In December 1944 and early January 1945, the Intelligence Officer of the 415th Night-Fighter Squadron, Captain Ringwald, sent a report to the intelligence section at XII Tactical Air Command, listing 14 separate incidents of Foo Fighters sightings. When the intelligence section at XII TAC was unable to provide any answers, they requested assistance from Supreme Headquarters Allied Expeditionary Force (SHAEF) in Paris. The Air Ministry in London was eventually able to provide an explanation, stating that the Foo Fighters were likely a result of flak rockets or the new German Me 262 aircraft, but that the evidence was “very sketchy and varied” and that “no definite and satisfactory explanation can yet be given.”
At the end of the year, an Associated Press war correspondent, Robert C. Wilson, celebrated New Year’s Eve with the 415th and wrote a story on the foo fighters that was featured on the front page of newspapers across the country. This prompted investigations into the phenomenon, with amateur psychologists, military aviation buffs, and conspiracy theorists offering explanations, but none that the airmen found credible.
In the early autumn of 1945, a group of scientists, engineers, and former high-ranking Luftwaffe officers were questioned about the wartime “Balls of Fire” reports by staff from United States Air Force in Europe’s intelligence section. None of the thirteen interviewed claimed any knowledge of a German secret weapons program that could have explained the sightings.
In recent years, author Renato Vesco has revived the theory that the Foo Fighters were a Nazi secret weapon, claiming that they were a form of ground-launched, automatically guided, jet-propelled flak mine called the Feuerball. Vesco alleges that the Feuerball was intended to have both a distracting and disruptive effect on bomber pilots and an offensive capability, as its electrostatic discharges would interfere with the ignition systems of the bombers. This theory, however, has been widely discredited due to its single-sourced nature and lack of evidence.
During April 1945, the U.S. Navy began to experiment on visual illusions as experienced by nighttime aviators in an effort to better understand and explain the phenomenon. Flight psychologist Dr. Edgar Vinacke summarized the need for a cohesive and systematic approach to the study of aviators’ vertigo, stating that pilots often had only a vague understanding of their own feelings and that a great deal of the peril was due to the lack of information about phenomena of disorientation.

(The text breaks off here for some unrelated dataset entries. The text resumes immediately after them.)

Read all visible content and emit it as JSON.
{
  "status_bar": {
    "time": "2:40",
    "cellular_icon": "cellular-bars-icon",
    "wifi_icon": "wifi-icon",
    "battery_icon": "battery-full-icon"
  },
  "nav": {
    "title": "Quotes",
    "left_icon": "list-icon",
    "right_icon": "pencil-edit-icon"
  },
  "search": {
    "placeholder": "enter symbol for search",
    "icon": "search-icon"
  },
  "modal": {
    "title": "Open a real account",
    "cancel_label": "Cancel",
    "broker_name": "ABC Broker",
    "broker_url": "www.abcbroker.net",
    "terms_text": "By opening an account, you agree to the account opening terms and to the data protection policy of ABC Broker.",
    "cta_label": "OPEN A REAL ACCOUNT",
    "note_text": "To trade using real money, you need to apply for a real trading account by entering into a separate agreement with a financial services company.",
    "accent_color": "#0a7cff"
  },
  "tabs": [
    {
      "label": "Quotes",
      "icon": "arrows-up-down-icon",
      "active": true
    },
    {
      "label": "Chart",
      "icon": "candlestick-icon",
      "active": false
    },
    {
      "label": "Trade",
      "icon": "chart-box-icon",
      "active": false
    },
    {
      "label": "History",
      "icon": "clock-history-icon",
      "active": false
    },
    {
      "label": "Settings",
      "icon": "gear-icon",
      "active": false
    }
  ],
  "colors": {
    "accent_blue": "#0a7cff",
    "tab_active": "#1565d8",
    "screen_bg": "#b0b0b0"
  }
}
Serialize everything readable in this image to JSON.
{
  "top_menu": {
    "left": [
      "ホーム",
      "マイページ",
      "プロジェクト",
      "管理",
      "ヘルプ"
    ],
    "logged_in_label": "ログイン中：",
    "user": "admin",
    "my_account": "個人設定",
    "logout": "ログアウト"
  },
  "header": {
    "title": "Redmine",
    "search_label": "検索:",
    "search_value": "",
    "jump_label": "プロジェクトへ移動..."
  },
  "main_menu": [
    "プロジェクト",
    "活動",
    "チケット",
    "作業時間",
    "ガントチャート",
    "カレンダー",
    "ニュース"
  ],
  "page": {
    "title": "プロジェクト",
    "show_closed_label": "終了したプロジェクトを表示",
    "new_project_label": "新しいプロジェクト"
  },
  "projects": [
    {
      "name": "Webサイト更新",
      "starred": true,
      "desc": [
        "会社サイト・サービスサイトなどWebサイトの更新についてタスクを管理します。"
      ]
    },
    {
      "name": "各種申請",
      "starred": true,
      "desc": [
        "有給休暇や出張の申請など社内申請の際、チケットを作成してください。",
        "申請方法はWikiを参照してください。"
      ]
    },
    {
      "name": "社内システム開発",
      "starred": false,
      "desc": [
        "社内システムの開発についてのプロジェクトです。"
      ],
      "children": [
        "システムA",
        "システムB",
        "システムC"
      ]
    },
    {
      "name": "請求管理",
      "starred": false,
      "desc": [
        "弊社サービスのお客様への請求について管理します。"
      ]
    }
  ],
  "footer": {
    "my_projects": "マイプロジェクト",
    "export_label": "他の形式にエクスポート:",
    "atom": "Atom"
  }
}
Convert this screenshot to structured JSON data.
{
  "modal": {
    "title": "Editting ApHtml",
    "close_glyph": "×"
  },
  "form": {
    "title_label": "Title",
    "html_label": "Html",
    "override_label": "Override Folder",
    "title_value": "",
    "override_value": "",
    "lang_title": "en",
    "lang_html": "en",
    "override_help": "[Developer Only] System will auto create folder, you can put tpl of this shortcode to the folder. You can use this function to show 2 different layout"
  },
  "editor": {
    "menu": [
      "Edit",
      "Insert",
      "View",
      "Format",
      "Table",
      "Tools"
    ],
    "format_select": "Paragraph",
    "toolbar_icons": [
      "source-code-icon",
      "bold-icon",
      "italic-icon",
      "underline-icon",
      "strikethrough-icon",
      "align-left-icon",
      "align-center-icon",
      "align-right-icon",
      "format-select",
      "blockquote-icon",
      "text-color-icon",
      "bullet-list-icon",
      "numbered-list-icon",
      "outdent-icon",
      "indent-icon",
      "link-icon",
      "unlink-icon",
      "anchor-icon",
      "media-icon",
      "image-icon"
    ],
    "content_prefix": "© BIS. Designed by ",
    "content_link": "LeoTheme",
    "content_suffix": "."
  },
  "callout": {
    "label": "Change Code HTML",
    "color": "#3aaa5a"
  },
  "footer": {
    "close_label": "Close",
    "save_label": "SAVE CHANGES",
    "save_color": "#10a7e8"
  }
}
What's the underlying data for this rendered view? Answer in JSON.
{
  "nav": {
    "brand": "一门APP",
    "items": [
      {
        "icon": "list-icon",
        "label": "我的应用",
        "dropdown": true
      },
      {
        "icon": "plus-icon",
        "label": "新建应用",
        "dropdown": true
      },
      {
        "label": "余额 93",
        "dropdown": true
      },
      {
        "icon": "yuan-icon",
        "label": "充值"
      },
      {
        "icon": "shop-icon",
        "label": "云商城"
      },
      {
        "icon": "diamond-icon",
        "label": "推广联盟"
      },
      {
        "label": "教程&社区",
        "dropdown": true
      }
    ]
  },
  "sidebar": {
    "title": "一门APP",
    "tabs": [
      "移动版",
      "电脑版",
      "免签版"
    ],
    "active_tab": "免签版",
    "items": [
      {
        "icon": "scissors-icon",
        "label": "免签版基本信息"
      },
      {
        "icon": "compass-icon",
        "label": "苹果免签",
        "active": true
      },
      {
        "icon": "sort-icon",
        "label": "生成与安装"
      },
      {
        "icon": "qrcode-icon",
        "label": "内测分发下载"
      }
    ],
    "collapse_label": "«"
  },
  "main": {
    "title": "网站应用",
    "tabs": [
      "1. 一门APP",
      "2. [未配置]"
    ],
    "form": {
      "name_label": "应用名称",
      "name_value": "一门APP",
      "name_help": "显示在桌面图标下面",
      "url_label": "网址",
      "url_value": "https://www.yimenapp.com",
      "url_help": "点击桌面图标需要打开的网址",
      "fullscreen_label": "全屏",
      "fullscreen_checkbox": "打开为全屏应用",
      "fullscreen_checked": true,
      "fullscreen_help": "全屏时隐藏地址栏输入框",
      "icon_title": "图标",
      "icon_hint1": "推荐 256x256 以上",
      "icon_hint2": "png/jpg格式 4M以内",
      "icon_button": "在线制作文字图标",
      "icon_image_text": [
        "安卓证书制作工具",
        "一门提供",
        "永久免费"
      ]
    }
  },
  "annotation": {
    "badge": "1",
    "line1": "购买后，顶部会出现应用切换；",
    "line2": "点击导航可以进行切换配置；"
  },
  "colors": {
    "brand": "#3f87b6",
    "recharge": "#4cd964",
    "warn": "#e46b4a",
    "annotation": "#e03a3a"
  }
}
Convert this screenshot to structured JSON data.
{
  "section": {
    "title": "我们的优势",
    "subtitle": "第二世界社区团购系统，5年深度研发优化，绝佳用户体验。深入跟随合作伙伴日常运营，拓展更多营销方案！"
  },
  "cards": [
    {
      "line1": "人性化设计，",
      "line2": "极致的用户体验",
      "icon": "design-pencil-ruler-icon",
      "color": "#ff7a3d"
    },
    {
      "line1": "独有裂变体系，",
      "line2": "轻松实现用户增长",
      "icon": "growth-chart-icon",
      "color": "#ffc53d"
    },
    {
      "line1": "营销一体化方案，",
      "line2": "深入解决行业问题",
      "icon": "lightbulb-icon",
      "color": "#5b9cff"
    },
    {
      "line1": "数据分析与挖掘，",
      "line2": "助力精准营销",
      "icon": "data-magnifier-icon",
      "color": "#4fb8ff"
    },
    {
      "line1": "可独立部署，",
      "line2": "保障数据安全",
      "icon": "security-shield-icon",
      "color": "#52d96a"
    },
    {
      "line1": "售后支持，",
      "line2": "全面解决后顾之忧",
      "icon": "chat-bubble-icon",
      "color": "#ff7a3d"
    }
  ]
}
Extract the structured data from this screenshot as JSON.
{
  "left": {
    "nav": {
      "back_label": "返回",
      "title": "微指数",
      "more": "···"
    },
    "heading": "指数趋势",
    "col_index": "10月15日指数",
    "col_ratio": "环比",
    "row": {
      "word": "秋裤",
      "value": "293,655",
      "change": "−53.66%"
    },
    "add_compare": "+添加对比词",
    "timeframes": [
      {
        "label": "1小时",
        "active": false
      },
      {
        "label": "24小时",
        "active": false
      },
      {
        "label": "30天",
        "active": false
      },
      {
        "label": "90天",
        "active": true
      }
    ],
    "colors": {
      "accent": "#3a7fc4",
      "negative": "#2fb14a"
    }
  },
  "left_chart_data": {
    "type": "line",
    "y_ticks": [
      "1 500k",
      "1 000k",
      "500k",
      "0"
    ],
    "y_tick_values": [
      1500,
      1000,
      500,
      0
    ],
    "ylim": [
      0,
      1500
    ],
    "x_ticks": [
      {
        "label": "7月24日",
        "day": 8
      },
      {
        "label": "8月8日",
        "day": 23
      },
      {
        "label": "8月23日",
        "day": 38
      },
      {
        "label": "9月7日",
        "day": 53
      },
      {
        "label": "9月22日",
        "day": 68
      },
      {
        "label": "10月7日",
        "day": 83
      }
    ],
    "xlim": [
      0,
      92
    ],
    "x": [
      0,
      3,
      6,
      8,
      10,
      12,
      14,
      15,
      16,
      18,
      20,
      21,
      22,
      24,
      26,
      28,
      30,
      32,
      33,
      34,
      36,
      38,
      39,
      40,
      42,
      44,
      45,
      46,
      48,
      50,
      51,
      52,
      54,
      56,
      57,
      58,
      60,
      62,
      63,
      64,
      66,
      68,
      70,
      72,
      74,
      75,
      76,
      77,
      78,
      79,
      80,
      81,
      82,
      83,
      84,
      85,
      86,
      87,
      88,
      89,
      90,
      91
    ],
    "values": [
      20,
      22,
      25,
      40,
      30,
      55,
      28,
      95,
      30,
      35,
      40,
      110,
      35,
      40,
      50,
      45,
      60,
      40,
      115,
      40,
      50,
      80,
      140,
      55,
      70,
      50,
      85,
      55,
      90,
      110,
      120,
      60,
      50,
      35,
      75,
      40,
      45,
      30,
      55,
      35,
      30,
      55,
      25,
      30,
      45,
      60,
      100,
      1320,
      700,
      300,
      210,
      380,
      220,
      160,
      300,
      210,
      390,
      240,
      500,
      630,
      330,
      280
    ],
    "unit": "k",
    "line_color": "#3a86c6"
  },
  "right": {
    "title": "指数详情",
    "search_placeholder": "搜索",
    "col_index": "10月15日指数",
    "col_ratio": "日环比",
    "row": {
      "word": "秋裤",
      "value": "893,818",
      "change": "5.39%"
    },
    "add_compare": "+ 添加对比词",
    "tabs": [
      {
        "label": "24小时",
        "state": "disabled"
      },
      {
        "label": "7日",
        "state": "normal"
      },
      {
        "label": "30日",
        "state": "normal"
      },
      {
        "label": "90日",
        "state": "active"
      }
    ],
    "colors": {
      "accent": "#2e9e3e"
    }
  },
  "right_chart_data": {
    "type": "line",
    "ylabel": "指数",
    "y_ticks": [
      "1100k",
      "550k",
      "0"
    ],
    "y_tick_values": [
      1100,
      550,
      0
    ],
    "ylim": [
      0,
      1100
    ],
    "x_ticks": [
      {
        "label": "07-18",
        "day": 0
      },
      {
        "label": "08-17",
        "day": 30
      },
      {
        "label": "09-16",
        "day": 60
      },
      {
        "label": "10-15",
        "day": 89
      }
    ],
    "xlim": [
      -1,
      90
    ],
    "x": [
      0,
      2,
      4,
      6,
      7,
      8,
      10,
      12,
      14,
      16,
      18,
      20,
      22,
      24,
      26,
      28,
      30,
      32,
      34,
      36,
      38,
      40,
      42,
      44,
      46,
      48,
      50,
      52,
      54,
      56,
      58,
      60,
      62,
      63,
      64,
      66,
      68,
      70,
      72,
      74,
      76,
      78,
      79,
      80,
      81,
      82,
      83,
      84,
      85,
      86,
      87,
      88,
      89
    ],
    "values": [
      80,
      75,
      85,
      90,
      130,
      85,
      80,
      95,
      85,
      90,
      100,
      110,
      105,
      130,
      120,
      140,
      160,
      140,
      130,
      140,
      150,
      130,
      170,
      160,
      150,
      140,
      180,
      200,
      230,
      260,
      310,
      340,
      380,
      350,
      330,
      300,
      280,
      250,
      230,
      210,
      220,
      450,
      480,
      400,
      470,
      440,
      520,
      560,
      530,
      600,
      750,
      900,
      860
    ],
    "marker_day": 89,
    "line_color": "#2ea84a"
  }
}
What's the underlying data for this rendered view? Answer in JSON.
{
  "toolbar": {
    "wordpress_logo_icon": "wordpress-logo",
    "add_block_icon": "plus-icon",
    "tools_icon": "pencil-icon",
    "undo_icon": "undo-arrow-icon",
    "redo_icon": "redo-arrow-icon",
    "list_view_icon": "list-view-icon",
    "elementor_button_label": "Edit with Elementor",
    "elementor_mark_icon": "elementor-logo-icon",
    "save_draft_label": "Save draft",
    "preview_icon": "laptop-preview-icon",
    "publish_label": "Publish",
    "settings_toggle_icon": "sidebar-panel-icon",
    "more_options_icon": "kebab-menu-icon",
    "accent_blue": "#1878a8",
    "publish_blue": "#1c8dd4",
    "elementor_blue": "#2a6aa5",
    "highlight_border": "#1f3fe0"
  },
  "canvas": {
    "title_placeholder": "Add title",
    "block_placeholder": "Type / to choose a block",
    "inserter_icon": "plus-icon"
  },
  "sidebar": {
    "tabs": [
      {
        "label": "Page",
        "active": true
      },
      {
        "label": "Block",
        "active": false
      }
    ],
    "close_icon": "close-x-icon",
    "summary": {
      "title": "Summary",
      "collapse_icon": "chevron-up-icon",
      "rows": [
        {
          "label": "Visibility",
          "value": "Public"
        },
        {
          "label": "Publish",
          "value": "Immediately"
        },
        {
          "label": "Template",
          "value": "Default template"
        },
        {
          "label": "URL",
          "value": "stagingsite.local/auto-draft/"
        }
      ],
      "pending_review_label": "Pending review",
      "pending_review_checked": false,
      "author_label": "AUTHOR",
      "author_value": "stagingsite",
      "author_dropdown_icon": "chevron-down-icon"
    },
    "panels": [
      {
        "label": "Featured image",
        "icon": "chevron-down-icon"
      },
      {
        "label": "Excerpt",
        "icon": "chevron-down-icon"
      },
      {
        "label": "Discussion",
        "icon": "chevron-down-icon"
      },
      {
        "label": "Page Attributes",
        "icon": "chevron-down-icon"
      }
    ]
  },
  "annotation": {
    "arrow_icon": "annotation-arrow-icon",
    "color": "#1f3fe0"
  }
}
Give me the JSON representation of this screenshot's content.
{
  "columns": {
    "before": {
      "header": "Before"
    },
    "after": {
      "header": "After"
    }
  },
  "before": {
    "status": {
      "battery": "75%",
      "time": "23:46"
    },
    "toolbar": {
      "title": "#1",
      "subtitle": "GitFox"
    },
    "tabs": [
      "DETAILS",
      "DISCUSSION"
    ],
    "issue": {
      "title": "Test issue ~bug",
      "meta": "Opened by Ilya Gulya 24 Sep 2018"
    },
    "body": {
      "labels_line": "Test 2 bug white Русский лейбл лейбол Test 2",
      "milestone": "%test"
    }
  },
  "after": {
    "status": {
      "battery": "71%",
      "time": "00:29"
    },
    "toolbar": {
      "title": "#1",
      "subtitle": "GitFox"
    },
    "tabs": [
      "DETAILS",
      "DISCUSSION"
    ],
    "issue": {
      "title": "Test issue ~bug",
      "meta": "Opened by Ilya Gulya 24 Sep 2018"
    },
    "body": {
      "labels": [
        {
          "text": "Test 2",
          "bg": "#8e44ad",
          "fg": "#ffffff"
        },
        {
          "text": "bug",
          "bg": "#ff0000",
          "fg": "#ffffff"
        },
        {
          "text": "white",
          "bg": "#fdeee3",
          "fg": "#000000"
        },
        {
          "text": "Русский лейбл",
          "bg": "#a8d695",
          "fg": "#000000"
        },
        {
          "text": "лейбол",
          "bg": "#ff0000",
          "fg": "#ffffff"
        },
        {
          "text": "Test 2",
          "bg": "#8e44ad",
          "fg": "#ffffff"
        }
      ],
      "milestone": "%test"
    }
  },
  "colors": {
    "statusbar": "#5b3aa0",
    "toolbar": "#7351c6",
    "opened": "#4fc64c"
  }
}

Many of these sightings were reported by the 415th Night-Fighter Squadron, with historian Richard Ziebart hearing directly from the crew members. Although the pilots were professional in their reporting, they still found the sightings unnerving.
The airmen didn’t believe the lights were hallucinations caused by battle fatigue, and due to the fact that they caused no damage, they doubted they came from remote-controlled German secret weapons. St. Elmo’s fire, a discharge of light from sharp objects in electrical fields, was also considered unlikely due to the extreme maneuverability of the foo fighters.
Ziebart, the historian, can not offer an explanation either. He believes the reason why the foo fighters were not picked up by radar was due to their lack of physical form. Radar requires a solid object. If there was any hostile presence, the pilots would have definitely been able to detect it.
In conclusion, the mystery of the Foo Fighters remains unsolved to this day, with various explanations ranging from secret weapons to natural phenomena being put forward. Despite the efforts of the military and scientific communities to provide a definitive explanation, the Foo Fighters remain one of the most intriguing and unexplained phenomena of World War II.